#### TASK REQUIREMENTS:
Lines that include the word "counter" should be copied from the listing that follows.
○ ○ ○
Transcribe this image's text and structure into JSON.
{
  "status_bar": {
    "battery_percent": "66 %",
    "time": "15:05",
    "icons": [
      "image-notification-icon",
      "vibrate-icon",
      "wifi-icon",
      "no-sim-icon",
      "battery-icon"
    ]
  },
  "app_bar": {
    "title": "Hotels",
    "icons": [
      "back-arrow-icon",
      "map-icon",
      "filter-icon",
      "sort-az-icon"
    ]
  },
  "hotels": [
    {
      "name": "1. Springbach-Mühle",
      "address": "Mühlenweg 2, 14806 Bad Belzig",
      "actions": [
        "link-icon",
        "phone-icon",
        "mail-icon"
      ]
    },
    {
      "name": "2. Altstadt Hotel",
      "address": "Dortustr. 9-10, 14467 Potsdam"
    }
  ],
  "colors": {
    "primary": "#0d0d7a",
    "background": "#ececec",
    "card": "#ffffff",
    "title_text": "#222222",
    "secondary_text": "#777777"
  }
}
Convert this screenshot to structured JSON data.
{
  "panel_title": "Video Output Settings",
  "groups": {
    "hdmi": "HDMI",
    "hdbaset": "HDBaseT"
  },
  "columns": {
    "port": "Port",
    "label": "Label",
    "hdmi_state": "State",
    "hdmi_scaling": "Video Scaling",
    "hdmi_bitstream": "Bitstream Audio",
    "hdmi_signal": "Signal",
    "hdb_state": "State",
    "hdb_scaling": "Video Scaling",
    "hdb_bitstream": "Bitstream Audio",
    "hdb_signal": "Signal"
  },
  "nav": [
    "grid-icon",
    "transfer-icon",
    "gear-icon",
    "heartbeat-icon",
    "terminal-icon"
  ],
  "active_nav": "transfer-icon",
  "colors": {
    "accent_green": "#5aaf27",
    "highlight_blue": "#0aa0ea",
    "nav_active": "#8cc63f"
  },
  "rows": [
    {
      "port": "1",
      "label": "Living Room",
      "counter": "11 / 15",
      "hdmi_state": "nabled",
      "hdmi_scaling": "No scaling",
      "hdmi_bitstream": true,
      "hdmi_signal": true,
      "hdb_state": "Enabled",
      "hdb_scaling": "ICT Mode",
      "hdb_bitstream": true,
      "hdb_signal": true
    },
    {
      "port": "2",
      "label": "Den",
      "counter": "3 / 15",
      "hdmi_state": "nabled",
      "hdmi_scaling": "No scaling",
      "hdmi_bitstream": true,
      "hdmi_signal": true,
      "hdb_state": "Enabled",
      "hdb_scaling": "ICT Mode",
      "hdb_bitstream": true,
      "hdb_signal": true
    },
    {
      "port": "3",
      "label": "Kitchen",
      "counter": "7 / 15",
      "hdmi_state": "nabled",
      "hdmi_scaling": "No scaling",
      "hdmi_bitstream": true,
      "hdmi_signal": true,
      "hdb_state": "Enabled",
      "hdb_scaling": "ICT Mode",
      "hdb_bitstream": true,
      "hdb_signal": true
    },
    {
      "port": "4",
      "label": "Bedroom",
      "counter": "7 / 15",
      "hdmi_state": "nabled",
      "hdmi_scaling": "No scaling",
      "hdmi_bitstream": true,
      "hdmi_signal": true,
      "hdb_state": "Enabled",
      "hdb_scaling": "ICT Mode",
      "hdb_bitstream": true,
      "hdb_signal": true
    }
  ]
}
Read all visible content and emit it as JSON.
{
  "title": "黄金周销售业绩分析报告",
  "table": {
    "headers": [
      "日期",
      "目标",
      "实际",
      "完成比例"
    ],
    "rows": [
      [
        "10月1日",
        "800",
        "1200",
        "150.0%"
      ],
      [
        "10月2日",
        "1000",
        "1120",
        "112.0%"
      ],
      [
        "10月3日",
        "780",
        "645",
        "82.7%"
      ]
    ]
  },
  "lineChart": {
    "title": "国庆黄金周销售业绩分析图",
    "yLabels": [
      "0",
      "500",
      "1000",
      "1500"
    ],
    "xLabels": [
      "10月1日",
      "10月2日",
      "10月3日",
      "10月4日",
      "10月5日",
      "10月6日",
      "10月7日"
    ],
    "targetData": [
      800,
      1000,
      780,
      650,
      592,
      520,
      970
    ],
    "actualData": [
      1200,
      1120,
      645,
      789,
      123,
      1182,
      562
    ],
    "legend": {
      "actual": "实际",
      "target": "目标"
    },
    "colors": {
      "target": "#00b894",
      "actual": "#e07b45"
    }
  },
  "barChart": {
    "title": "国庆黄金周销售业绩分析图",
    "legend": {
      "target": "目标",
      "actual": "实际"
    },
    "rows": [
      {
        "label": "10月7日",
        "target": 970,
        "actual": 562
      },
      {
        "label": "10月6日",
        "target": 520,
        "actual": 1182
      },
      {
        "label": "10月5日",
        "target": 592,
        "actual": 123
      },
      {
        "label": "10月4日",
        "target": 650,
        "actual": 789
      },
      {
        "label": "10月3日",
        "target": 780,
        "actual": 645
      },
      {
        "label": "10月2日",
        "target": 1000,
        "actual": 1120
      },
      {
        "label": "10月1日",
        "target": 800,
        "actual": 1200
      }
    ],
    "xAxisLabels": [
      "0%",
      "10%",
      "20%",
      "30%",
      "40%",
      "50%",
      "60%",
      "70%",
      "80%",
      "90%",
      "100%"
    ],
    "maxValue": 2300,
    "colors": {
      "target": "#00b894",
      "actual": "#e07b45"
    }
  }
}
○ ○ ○
#### EXERCISE ANSWER:
      "counter": "11 / 15",
      "counter": "3 / 15",
      "counter": "7 / 15",
      "counter": "7 / 15",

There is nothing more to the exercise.